  • Make sure you have lighting you can reach from your bed.
  • Plug in nightlights to light up your path from your bedroom to your bathroom.
  • Have an electrician put switches at the top and the bottom of stairs if you don't already have them.

  • Bathrooms need extra attention. Many falls occur in slippery bathrooms.
  • Install grab handles by the tub, shower and toilet, if needed.
  • Put nonskid mats or self stick strips on the inside of your shower or tub.


  • Be aware of any breaks or uneven areas in your walkways and driveway. Fix if possible.
  • Clean up tripping hazards such as loose hoses, rocks, pet toys or holes in the lawn.
  • Sprinkle salt or cat litter on slippery steps and sidewalks when snowy or icy.
Healthy Habits

  • Good Housekeeping.
  • Use nonskid floor wax or other floor finishing products.
  • Wipe up spills right away, especially on ceramic tile floors.
  • Be alert for pets, children and their toys underfoot.

  • Make reaching easy.
  • Avoid the need to use ladders. Store items in shelves that are easily reached.
  • Use a reaching device (available at medical supply stores) for high items.
  • A sturdy step stool is best, but if you must use a ladder, make sure it is locked well and don't climb too high.

  • Buy safe footwear.
  • Make sure shoes have good traction. Replace shoes when soles are worn out.
  • Wear low heeled shoes, especially when doing housework, yard work or exercising.

  • Dizziness and falling.
  • Take it slow when getting up from lying or sitting positions.
  • Use grab bars in the bathroom or hold on to something for firm support when you reach or bend.
  • Use a cane or walker if needed.
  • Be careful about drinking alcohol.

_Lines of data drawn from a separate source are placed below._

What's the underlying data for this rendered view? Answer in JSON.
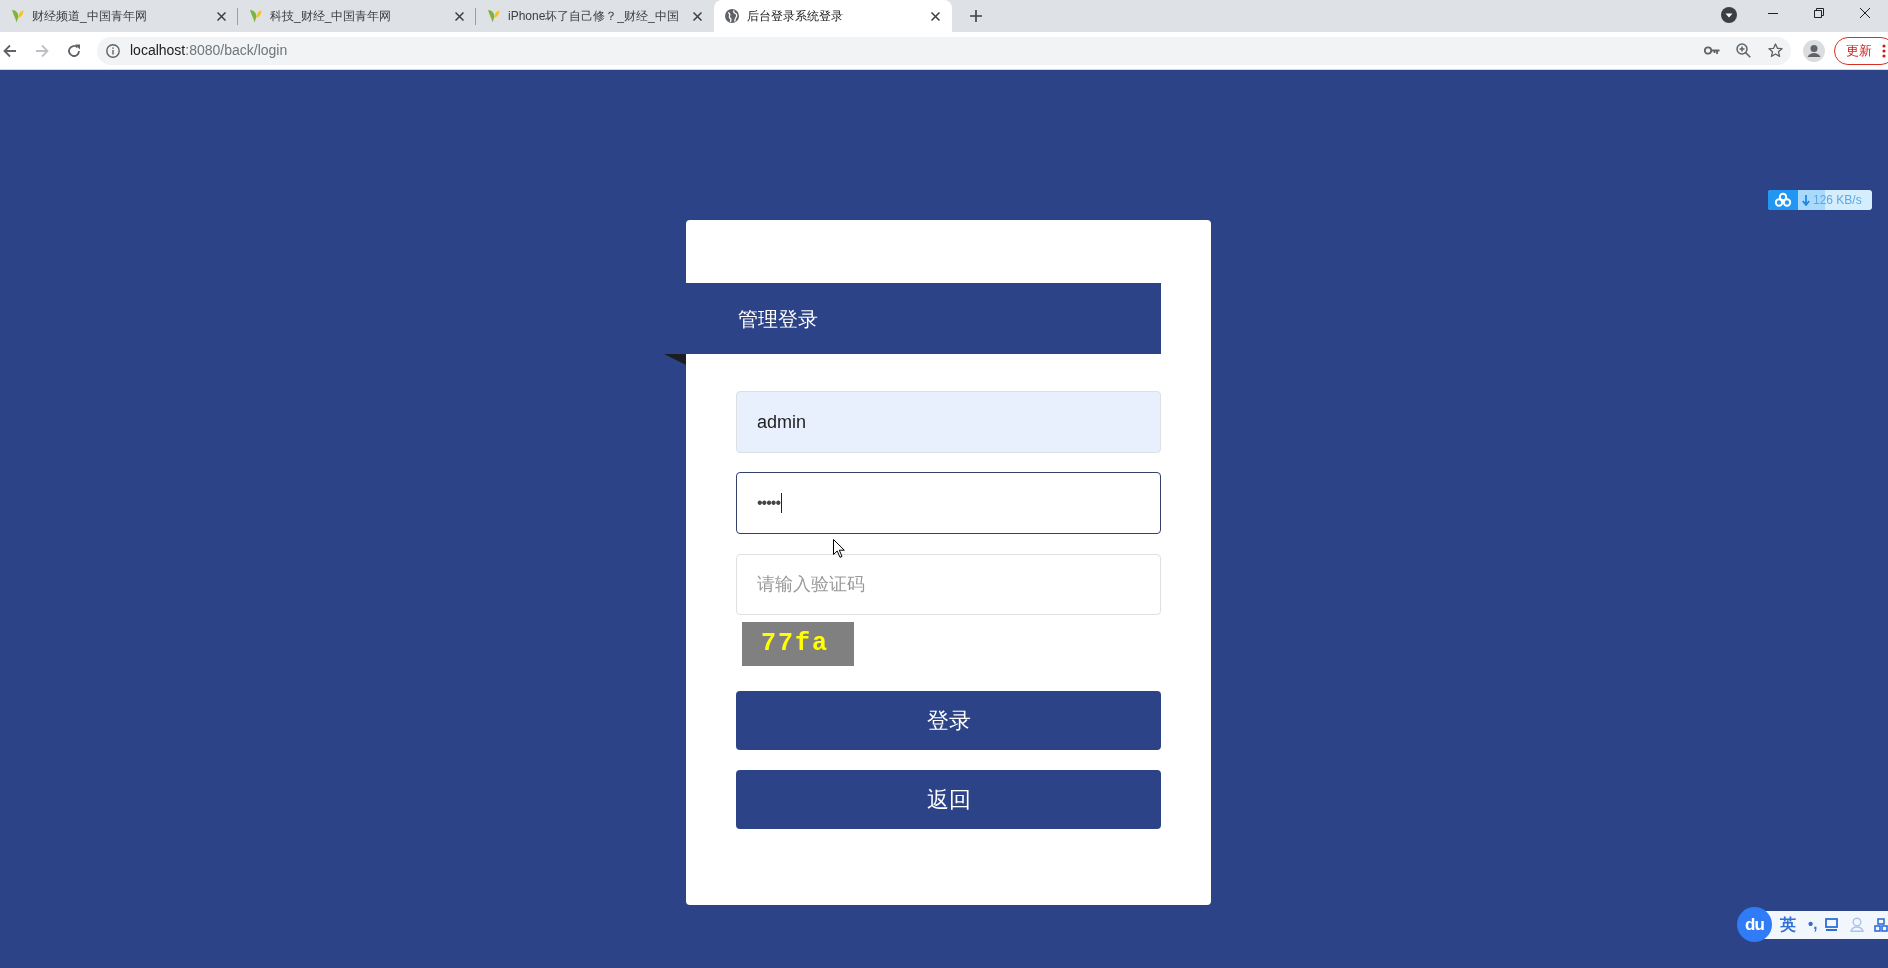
{
  "tabs": [
    {
      "title": "财经频道_中国青年网",
      "kind": "site",
      "selected": false
    },
    {
      "title": "科技_财经_中国青年网",
      "kind": "site",
      "selected": false
    },
    {
      "title": "iPhone坏了自己修？_财经_中国",
      "kind": "site",
      "selected": false
    },
    {
      "title": "后台登录系统登录",
      "kind": "generic",
      "selected": true
    }
  ],
  "address_bar": {
    "host": "localhost",
    "path": ":8080/back/login"
  },
  "update_button": "更新",
  "login": {
    "title": "管理登录",
    "username": {
      "value": "admin",
      "autofilled": true
    },
    "password": {
      "value": "•••••",
      "focused": true
    },
    "captcha": {
      "placeholder": "请输入验证码"
    },
    "captcha_image": "77fa",
    "buttons": [
      "登录",
      "返回"
    ]
  },
  "download_widget": {
    "speed": "126 KB/s"
  },
  "ime_bar": {
    "logo": "du",
    "mode": "英",
    "punctuation": "•,"
  }
}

Too much can affect your coordination. Also, talk to your doctor about any medications that make you lightheaded or dizzy.
  • Keep yourself in good condition, exercise, and get regular checkups including eye exams.
  • If you live alone, have daily contact with family or friends. You might consider installing an emergency response device in your home.
External Source

National Institute on Aging. Preventing falls and fractures. Accessed August 4, 2008. Available at:

National Institute of Arthritis and Musculoskeletal and Skin Diseases. Fast facts: what are the ways to prevent falls and related fractures? Accessed August 4, 2008. Available at:

Author: Nancy Reid / OptumHealth

Top of page
General Drug Tools
General Drug Tools
Health Management
Health Management Programs
Tools for
Healthy Living
Tools for Healthy Living